Website and app data records:
*** Begin section ***
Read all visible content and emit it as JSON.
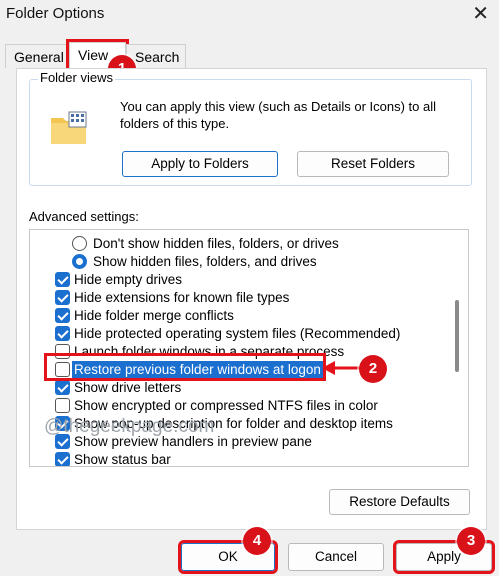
{
  "window": {
    "title": "Folder Options",
    "close_glyph": "✕"
  },
  "tabs": [
    {
      "label": "General"
    },
    {
      "label": "View"
    },
    {
      "label": "Search"
    }
  ],
  "folder_views": {
    "legend": "Folder views",
    "description": "You can apply this view (such as Details or Icons) to all folders of this type.",
    "apply_label": "Apply to Folders",
    "reset_label": "Reset Folders"
  },
  "advanced": {
    "label": "Advanced settings:",
    "items": [
      {
        "type": "radio",
        "checked": false,
        "label": "Don't show hidden files, folders, or drives"
      },
      {
        "type": "radio",
        "checked": true,
        "label": "Show hidden files, folders, and drives"
      },
      {
        "type": "checkbox",
        "checked": true,
        "label": "Hide empty drives"
      },
      {
        "type": "checkbox",
        "checked": true,
        "label": "Hide extensions for known file types"
      },
      {
        "type": "checkbox",
        "checked": true,
        "label": "Hide folder merge conflicts"
      },
      {
        "type": "checkbox",
        "checked": true,
        "label": "Hide protected operating system files (Recommended)"
      },
      {
        "type": "checkbox",
        "checked": false,
        "label": "Launch folder windows in a separate process"
      },
      {
        "type": "checkbox",
        "checked": false,
        "label": "Restore previous folder windows at logon"
      },
      {
        "type": "checkbox",
        "checked": true,
        "label": "Show drive letters"
      },
      {
        "type": "checkbox",
        "checked": false,
        "label": "Show encrypted or compressed NTFS files in color"
      },
      {
        "type": "checkbox",
        "checked": true,
        "label": "Show pop-up description for folder and desktop items"
      },
      {
        "type": "checkbox",
        "checked": true,
        "label": "Show preview handlers in preview pane"
      },
      {
        "type": "checkbox",
        "checked": true,
        "label": "Show status bar"
      }
    ]
  },
  "restore_defaults_label": "Restore Defaults",
  "watermark": "@thegeekpage.com",
  "footer": {
    "ok_label": "OK",
    "cancel_label": "Cancel",
    "apply_label": "Apply"
  },
  "annotations": {
    "step1": "1",
    "step2": "2",
    "step3": "3",
    "step4": "4"
  },
  "colors": {
    "accent": "#1a6fcf",
    "annotation_red": "#e3121b"
  }
}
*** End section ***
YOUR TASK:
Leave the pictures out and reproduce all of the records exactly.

RESULT OF THE EXERCISE:
Read all visible content and emit it as JSON.
{
  "window": {
    "title": "Folder Options",
    "close_glyph": "✕"
  },
  "tabs": [
    {
      "label": "General"
    },
    {
      "label": "View"
    },
    {
      "label": "Search"
    }
  ],
  "folder_views": {
    "legend": "Folder views",
    "description": "You can apply this view (such as Details or Icons) to all folders of this type.",
    "apply_label": "Apply to Folders",
    "reset_label": "Reset Folders"
  },
  "advanced": {
    "label": "Advanced settings:",
    "items": [
      {
        "type": "radio",
        "checked": false,
        "label": "Don't show hidden files, folders, or drives"
      },
      {
        "type": "radio",
        "checked": true,
        "label": "Show hidden files, folders, and drives"
      },
      {
        "type": "checkbox",
        "checked": true,
        "label": "Hide empty drives"
      },
      {
        "type": "checkbox",
        "checked": true,
        "label": "Hide extensions for known file types"
      },
      {
        "type": "checkbox",
        "checked": true,
        "label": "Hide folder merge conflicts"
      },
      {
        "type": "checkbox",
        "checked": true,
        "label": "Hide protected operating system files (Recommended)"
      },
      {
        "type": "checkbox",
        "checked": false,
        "label": "Launch folder windows in a separate process"
      },
      {
        "type": "checkbox",
        "checked": false,
        "label": "Restore previous folder windows at logon"
      },
      {
        "type": "checkbox",
        "checked": true,
        "label": "Show drive letters"
      },
      {
        "type": "checkbox",
        "checked": false,
        "label": "Show encrypted or compressed NTFS files in color"
      },
      {
        "type": "checkbox",
        "checked": true,
        "label": "Show pop-up description for folder and desktop items"
      },
      {
        "type": "checkbox",
        "checked": true,
        "label": "Show preview handlers in preview pane"
      },
      {
        "type": "checkbox",
        "checked": true,
        "label": "Show status bar"
      }
    ]
  },
  "restore_defaults_label": "Restore Defaults",
  "watermark": "@thegeekpage.com",
  "footer": {
    "ok_label": "OK",
    "cancel_label": "Cancel",
    "apply_label": "Apply"
  },
  "annotations": {
    "step1": "1",
    "step2": "2",
    "step3": "3",
    "step4": "4"
  },
  "colors": {
    "accent": "#1a6fcf",
    "annotation_red": "#e3121b"
  }
}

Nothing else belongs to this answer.